Thank you very much for this post, explains the CLV clearly. Nevertheless, I think the at the definitions at beginning of the article are **not 100% accurate**:

Frequency represents the number of repeat purchases the customer has made. This means that it’s one less than the total number of purchases.

In the source code of the library here, it is expressed as “customers’ purchases” not “customers’ repeated purchases”. It’s minor difference anyway, in your case you assume each user made one purchase less. However, I think the recency definitions is the one needs to be checked.

Recency represents the age of the customer when they made their most recent purchases. This is equal to the duration between a customer’s first purchase and their latest purchase.
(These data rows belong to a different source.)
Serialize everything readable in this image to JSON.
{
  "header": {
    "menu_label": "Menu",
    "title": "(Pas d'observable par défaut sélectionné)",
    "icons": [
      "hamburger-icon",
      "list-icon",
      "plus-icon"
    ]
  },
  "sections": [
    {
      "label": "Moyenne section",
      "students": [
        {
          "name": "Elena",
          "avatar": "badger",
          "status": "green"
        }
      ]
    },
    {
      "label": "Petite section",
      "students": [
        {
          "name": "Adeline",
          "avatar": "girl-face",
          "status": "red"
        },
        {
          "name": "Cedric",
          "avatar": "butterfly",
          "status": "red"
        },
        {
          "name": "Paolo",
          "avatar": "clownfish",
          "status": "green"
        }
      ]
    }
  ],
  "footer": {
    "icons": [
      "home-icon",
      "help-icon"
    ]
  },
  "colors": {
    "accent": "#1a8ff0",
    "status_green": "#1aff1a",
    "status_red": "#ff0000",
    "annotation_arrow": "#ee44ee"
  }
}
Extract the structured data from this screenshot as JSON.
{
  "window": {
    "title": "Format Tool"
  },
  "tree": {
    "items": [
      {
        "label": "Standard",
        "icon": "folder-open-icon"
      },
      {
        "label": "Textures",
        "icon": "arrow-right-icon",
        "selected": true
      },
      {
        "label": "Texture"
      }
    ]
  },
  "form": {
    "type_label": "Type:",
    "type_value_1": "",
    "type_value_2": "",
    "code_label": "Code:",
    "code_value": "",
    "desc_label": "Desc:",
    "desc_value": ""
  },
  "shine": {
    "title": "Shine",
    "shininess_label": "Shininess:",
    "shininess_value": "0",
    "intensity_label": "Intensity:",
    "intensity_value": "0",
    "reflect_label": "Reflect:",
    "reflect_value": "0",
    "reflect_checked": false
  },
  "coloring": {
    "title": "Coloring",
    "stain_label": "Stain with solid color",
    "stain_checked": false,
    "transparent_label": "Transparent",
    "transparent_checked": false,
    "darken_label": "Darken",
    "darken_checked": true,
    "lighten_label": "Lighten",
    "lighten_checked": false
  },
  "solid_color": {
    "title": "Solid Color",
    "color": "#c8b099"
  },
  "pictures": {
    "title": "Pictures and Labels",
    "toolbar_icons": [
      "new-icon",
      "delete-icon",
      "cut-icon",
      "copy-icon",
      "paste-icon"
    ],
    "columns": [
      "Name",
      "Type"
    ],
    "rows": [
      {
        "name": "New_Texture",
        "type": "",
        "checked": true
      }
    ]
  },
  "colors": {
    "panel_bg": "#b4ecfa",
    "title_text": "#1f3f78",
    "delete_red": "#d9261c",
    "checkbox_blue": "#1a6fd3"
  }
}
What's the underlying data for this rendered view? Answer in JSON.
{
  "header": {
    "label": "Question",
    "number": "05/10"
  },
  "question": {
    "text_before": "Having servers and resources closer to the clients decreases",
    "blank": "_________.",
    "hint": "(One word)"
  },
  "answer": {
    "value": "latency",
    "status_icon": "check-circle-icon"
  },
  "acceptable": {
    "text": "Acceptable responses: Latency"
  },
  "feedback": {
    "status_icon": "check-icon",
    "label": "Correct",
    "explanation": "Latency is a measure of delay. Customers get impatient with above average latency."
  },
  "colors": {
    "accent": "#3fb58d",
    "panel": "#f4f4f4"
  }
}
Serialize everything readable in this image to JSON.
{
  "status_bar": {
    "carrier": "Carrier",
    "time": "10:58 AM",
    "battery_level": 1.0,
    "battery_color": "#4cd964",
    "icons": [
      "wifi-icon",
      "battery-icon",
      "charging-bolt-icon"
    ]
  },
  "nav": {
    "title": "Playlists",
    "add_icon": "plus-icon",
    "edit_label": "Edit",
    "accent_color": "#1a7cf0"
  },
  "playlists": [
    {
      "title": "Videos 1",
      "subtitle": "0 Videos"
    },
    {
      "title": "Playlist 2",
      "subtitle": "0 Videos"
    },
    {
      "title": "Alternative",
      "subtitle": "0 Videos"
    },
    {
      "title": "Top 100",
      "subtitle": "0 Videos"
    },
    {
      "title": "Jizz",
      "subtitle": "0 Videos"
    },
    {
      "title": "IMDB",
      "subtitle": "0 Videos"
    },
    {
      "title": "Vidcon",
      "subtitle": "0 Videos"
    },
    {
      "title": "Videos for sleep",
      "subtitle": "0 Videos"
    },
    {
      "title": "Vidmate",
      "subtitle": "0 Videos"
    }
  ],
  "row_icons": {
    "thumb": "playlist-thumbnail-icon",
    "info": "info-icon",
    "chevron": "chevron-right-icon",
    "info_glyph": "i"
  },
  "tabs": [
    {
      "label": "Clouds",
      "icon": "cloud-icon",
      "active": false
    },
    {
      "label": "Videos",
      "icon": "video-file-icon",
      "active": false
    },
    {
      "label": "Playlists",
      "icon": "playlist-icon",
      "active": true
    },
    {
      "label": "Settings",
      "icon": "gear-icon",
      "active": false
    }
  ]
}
Well, again in the library’s source code, the recency is defined as the vector of customers’ purchases (denoted t_x in literature). And if I check the Peter S. Fader’s paper here, tx is defined as follows:

.. his “recency” (when his last transaction occurred) and “frequency” (how many transactions he made in a specified time period). The notation used to represent this information is (X = x, tx, T), where x is the number of transactions observed in the time period (0, T] and tx (0 < tx ≤ T) is the time of the last transaction.

I.e. the recency should be the time since the beginning of the period till the customer’s last purchase.